The brewer Heineken has shown decreases in its volumes in South Africa and Nigeria in its third-quarter report along with its forecasts for 2024.
According to The Times, the company reported that despite demand slowing in many areas as inflation hits, it made more money in the third quarter of the year as a result of increased prices.
The CEO, Dolf van den Brink, said in a statement that the company’s output for Africa, the Middle East, and Europe was impacted by drops in volume from South Africa and Nigeria.
In his statement, the CEO said, “We saw a return to volume growth in the Americas, led by impressive results in Brazil and Mexico. Asia Pacific steadily improved despite Vietnam’s continued problems. Nigeria and South Africa’s volume losses had an impact on the region of Africa, the Middle East, and Eastern Europe.”
The company said that low single-digit growth in net revenue was caused by currency devaluation and inflation. Maltina without alcohol continued to lead the market during the third quarter.
In Nigeria, net revenue (beia) increased naturally by a low single digit, primarily due to pricing adjustments made to somewhat offset notable inflation and currency devaluation. In the 1920s, overall volume fell behind the market.
“The impact of structural economic reforms and inflation continued to put significant pressure on consumers’ spending power, which disproportionately affected our premium portfolio.
“The top non-alcoholic malt offering, Maltina, continued to perform noticeably better than the market and widely held volume despite these difficult circumstances.”
According to Heineken, beer volumes fell 4.2% on a like-for-like basis from July to September, with drops observed everywhere but the Americas.
Nonetheless, the business increased net revenue before one-time items by 4.5%.
These figures were in line with market forecasts, as analysts polled by the company predicted a 4.8% increase in revenue and a 4.3% decline in volumes.
Heineken restated its earlier estimate for 2023, predicting that operating profit growth would range from zero to a mid-single-digit percentage increase.
Despite a drop in volume globally, the company’s revenue increased by 4.5% to €9.6 billion for the quarter.
It also mentioned that revenues were negatively impacted by currency devaluation in African nations by €397 million, but part of the losses were offset by a strong peso in Mexico.
According to the statement, “A stronger Mexican Peso helped offset some of the €397 million (YTD: €488 million) revenue impact caused by currency translation, which was primarily caused by the devaluation of African currencies.

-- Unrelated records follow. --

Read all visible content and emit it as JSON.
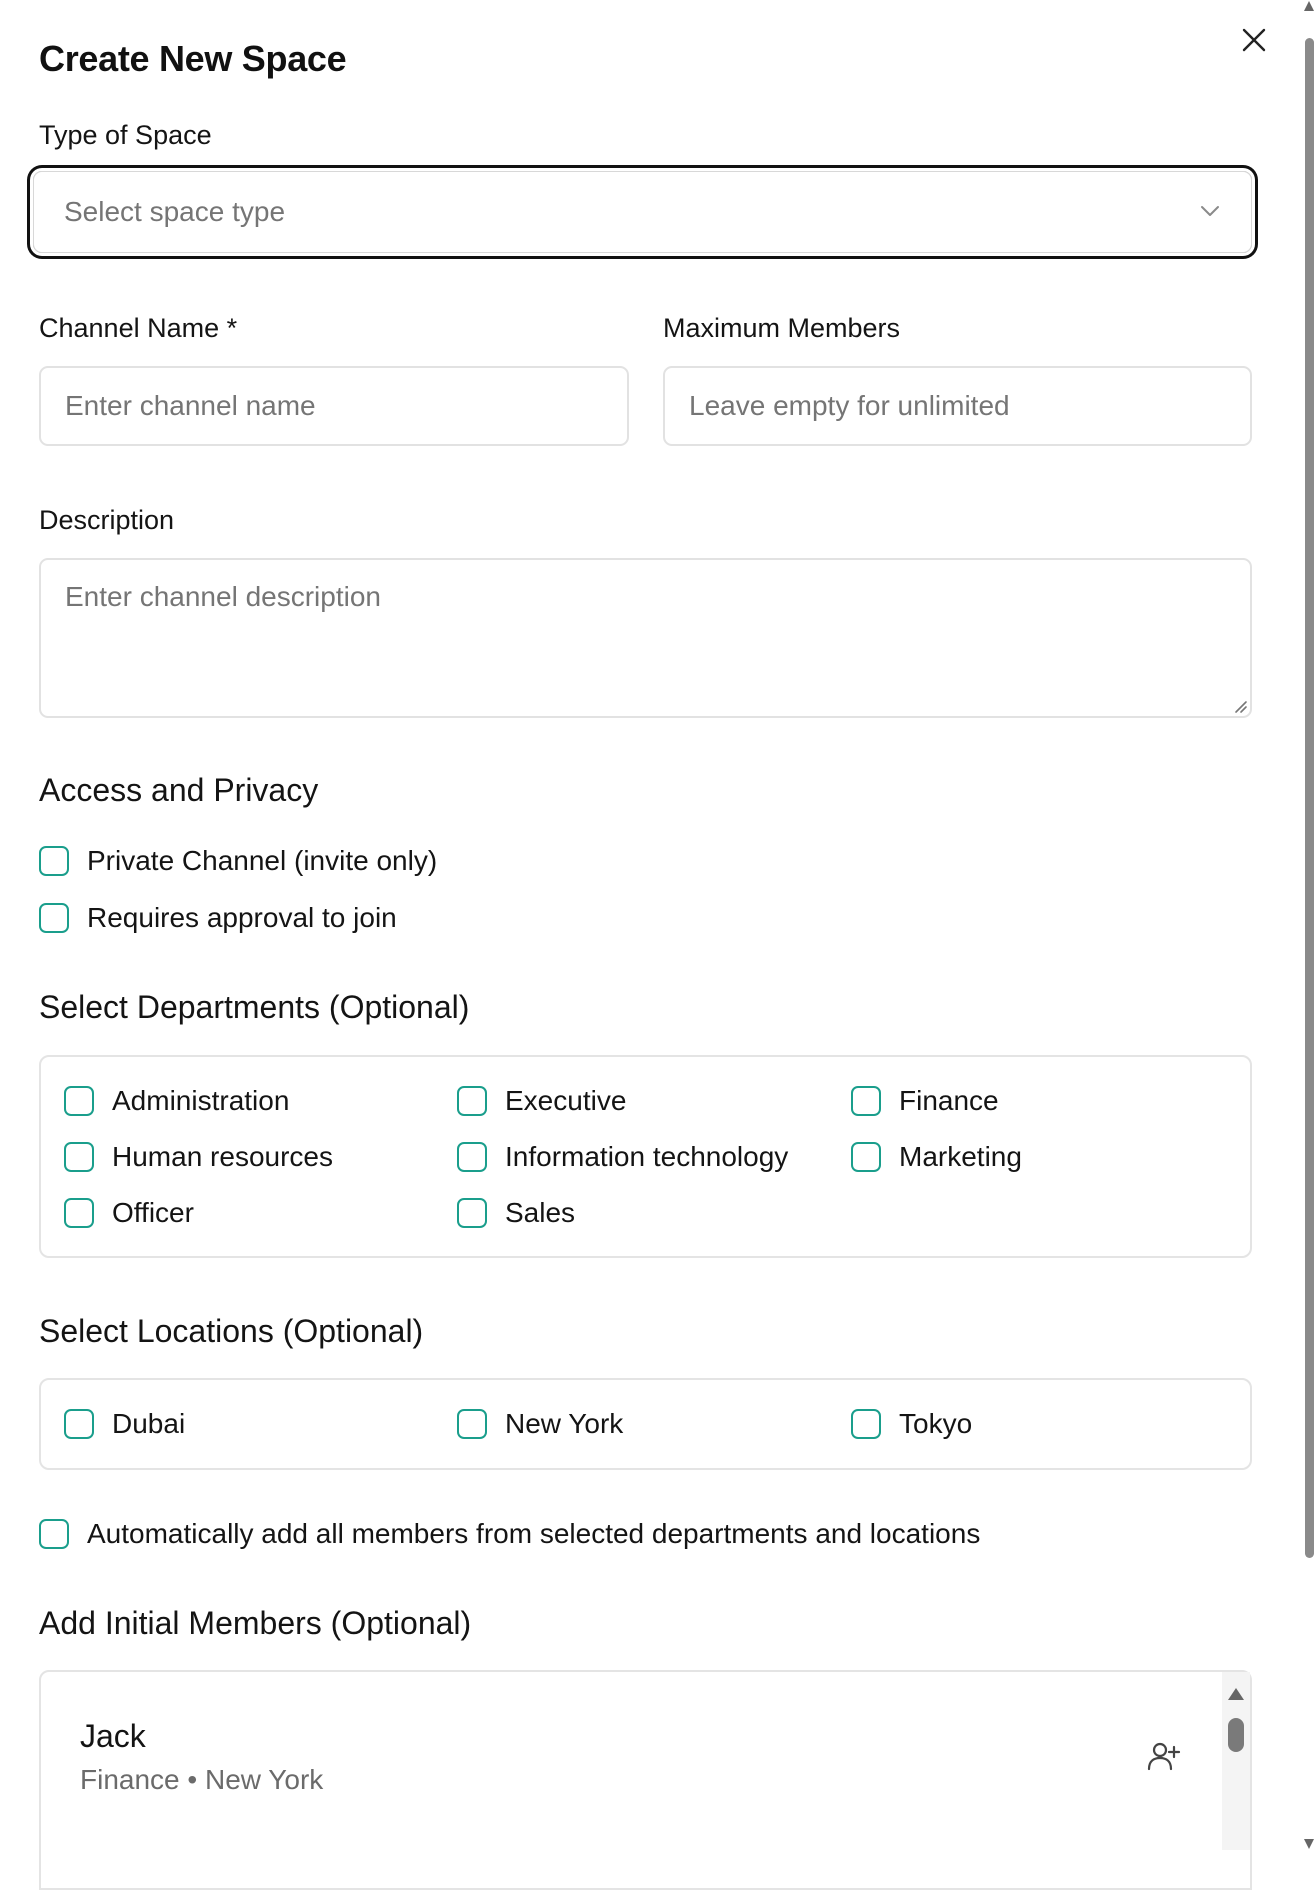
{
  "dialog": {
    "title": "Create New Space",
    "close_icon": "close-icon"
  },
  "space_type": {
    "label": "Type of Space",
    "placeholder": "Select space type",
    "icon": "chevron-down-icon"
  },
  "channel_name": {
    "label": "Channel Name *",
    "placeholder": "Enter channel name"
  },
  "max_members": {
    "label": "Maximum Members",
    "placeholder": "Leave empty for unlimited"
  },
  "description": {
    "label": "Description",
    "placeholder": "Enter channel description"
  },
  "access": {
    "title": "Access and Privacy",
    "options": [
      {
        "label": "Private Channel (invite only)",
        "checked": false
      },
      {
        "label": "Requires approval to join",
        "checked": false
      }
    ]
  },
  "departments": {
    "title": "Select Departments (Optional)",
    "items": [
      {
        "label": "Administration",
        "checked": false
      },
      {
        "label": "Executive",
        "checked": false
      },
      {
        "label": "Finance",
        "checked": false
      },
      {
        "label": "Human resources",
        "checked": false
      },
      {
        "label": "Information technology",
        "checked": false
      },
      {
        "label": "Marketing",
        "checked": false
      },
      {
        "label": "Officer",
        "checked": false
      },
      {
        "label": "Sales",
        "checked": false
      }
    ]
  },
  "locations": {
    "title": "Select Locations (Optional)",
    "items": [
      {
        "label": "Dubai",
        "checked": false
      },
      {
        "label": "New York",
        "checked": false
      },
      {
        "label": "Tokyo",
        "checked": false
      }
    ]
  },
  "auto_add": {
    "label": "Automatically add all members from selected departments and locations",
    "checked": false
  },
  "members": {
    "title": "Add Initial Members (Optional)",
    "list": [
      {
        "name": "Jack",
        "meta": "Finance • New York",
        "icon": "add-user-icon"
      }
    ]
  },
  "colors": {
    "checkbox_border": "#1a9e8c",
    "focus_ring": "#111111",
    "placeholder": "#757575"
  }
}
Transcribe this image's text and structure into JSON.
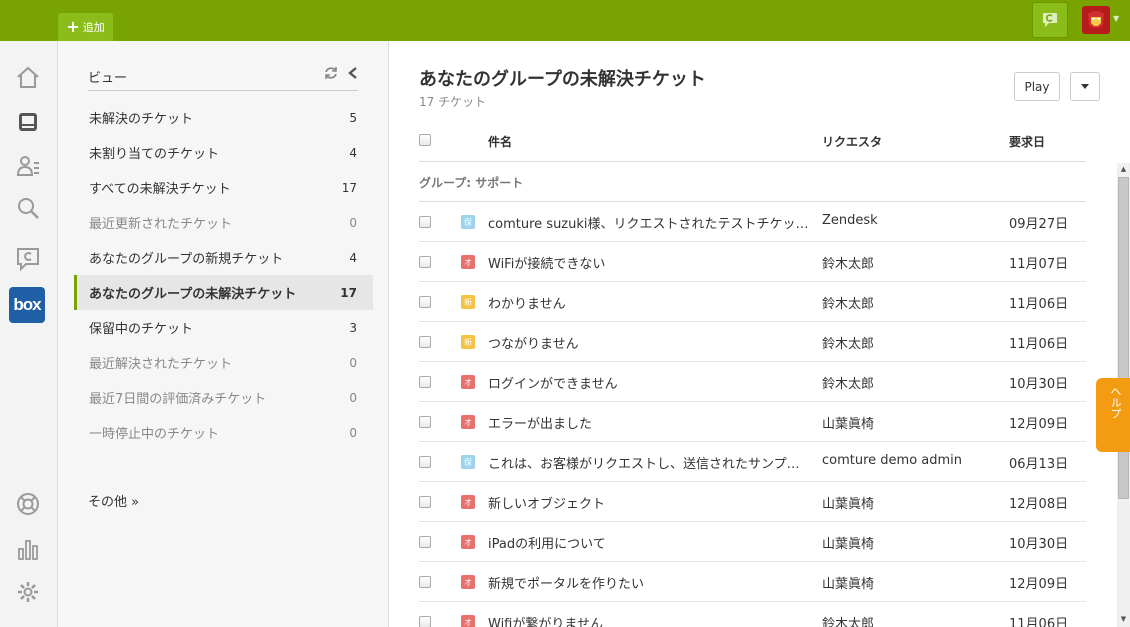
{
  "topbar": {
    "add_label": "追加",
    "add_icon": "plus-icon",
    "chat_icon": "chat-icon",
    "avatar_icon": "ironman-avatar",
    "accent": "#78a300"
  },
  "rail": {
    "icons": [
      "home-icon",
      "views-icon",
      "users-icon",
      "search-icon",
      "chat-icon",
      "box-app-icon",
      "help-lifebuoy-icon",
      "reports-icon",
      "settings-icon"
    ],
    "box_label": "box"
  },
  "views": {
    "title": "ビュー",
    "items": [
      {
        "label": "未解決のチケット",
        "count": "5"
      },
      {
        "label": "未割り当てのチケット",
        "count": "4"
      },
      {
        "label": "すべての未解決チケット",
        "count": "17"
      },
      {
        "label": "最近更新されたチケット",
        "count": "0"
      },
      {
        "label": "あなたのグループの新規チケット",
        "count": "4"
      },
      {
        "label": "あなたのグループの未解決チケット",
        "count": "17"
      },
      {
        "label": "保留中のチケット",
        "count": "3"
      },
      {
        "label": "最近解決されたチケット",
        "count": "0"
      },
      {
        "label": "最近7日間の評価済みチケット",
        "count": "0"
      },
      {
        "label": "一時停止中のチケット",
        "count": "0"
      }
    ],
    "more": "その他 »"
  },
  "main": {
    "title": "あなたのグループの未解決チケット",
    "subtitle": "17 チケット",
    "play_label": "Play",
    "columns": {
      "subject": "件名",
      "requester": "リクエスタ",
      "date": "要求日"
    },
    "group_label": "グループ: サポート",
    "rows": [
      {
        "badge": "保",
        "color": "#9fd3ec",
        "subject": "comture suzuki様、リクエストされたテストチケットをお送りします",
        "requester": "Zendesk",
        "date": "09月27日"
      },
      {
        "badge": "オ",
        "color": "#e8716c",
        "subject": "WiFiが接続できない",
        "requester": "鈴木太郎",
        "date": "11月07日"
      },
      {
        "badge": "新",
        "color": "#f5c244",
        "subject": "わかりません",
        "requester": "鈴木太郎",
        "date": "11月06日"
      },
      {
        "badge": "新",
        "color": "#f5c244",
        "subject": "つながりません",
        "requester": "鈴木太郎",
        "date": "11月06日"
      },
      {
        "badge": "オ",
        "color": "#e8716c",
        "subject": "ログインができません",
        "requester": "鈴木太郎",
        "date": "10月30日"
      },
      {
        "badge": "オ",
        "color": "#e8716c",
        "subject": "エラーが出ました",
        "requester": "山葉眞椅",
        "date": "12月09日"
      },
      {
        "badge": "保",
        "color": "#9fd3ec",
        "subject": "これは、お客様がリクエストし、送信されたサンプルチケットです",
        "requester": "comture demo admin",
        "date": "06月13日"
      },
      {
        "badge": "オ",
        "color": "#e8716c",
        "subject": "新しいオブジェクト",
        "requester": "山葉眞椅",
        "date": "12月08日"
      },
      {
        "badge": "オ",
        "color": "#e8716c",
        "subject": "iPadの利用について",
        "requester": "山葉眞椅",
        "date": "10月30日"
      },
      {
        "badge": "オ",
        "color": "#e8716c",
        "subject": "新規でポータルを作りたい",
        "requester": "山葉眞椅",
        "date": "12月09日"
      },
      {
        "badge": "オ",
        "color": "#e8716c",
        "subject": "Wifiが繋がりません",
        "requester": "鈴木太郎",
        "date": "11月06日"
      }
    ]
  },
  "help": {
    "label": "ヘルプ",
    "color": "#f39c12"
  }
}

” The integration of Distell and Namibian Breweries was the primary source of the €276 million (YTD: €507 million) contribution from consolidation effects.”